Mice homozygous for the postaxial hemimelia Jackson mutation have malformed, shortened forelimbs and missing or shortened digits of the front feet. A few have missing digits from the hind feet.
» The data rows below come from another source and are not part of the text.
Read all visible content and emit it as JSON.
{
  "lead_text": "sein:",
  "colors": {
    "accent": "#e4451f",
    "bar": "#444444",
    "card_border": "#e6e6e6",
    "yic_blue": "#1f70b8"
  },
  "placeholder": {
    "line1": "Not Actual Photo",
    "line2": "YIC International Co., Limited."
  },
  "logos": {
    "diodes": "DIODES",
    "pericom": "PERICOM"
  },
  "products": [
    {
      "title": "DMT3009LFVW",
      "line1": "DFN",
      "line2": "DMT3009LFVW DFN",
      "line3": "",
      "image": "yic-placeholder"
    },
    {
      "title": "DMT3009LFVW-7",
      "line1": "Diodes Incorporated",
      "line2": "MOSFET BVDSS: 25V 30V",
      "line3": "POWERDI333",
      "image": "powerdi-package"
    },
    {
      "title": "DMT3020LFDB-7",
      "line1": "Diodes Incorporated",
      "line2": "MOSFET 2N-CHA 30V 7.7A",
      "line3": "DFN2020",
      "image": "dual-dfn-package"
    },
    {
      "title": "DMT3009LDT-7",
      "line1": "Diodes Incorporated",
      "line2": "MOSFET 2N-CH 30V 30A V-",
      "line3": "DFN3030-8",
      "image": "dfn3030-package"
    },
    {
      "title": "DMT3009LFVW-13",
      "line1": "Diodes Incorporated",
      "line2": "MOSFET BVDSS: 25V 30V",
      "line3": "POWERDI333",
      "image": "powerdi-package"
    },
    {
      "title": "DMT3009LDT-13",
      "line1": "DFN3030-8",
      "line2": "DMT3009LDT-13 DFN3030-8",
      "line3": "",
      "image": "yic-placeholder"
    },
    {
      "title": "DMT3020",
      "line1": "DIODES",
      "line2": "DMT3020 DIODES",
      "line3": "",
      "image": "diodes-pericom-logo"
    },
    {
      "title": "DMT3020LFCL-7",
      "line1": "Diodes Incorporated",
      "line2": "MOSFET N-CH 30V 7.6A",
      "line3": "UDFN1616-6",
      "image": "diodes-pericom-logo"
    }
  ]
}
Both males and females are sterile although ovaries from homozygotes can be successfully used in ovarian transplantation for breeding and sperm from homozygotes can be used successfully for in vitro fertilization, although it appears to have reduced motility.
Postaxial hemimelia Jackson arose spontaneously in the C57BL/6J inbred strain at The Jackson Laboratory where it was identified in 2007. This mutation has been maintained on this inbred background ever since.
|Allele Name||postaxial hemimelia Jackson|
|Gene Symbol and Name||Wnt7a, wingless-type MMTV integration site family, member 7A|
|Strain of Origin||C57BL/6J|
|Molecular Note||This spontaneous mutation in chromosome 6 has a G-to-A transition at 91,394,552 (GRCm38) causing the replacement of arginine with tryptophan at amino acid 143 (p.R143W), and also has a 23,106 bp intragenic deletion, 91,371,385-91,394,492, that encompasses a portion of exon 3 and removes the 5' end of intron 3 including the splice donor site.|
Hosts of homozygous ovarian transplants are bred to C57BL/6J males or unaffected male siblings of the donor and the resulting obligate heterozygotes are intercrossed to generate homozygotes.
When using the C57BL/6J-Wnt7apx-J/GrsrJ mouse strain in a publication, please cite the originating article(s) and include JAX stock #016098 in your Materials and Methods section.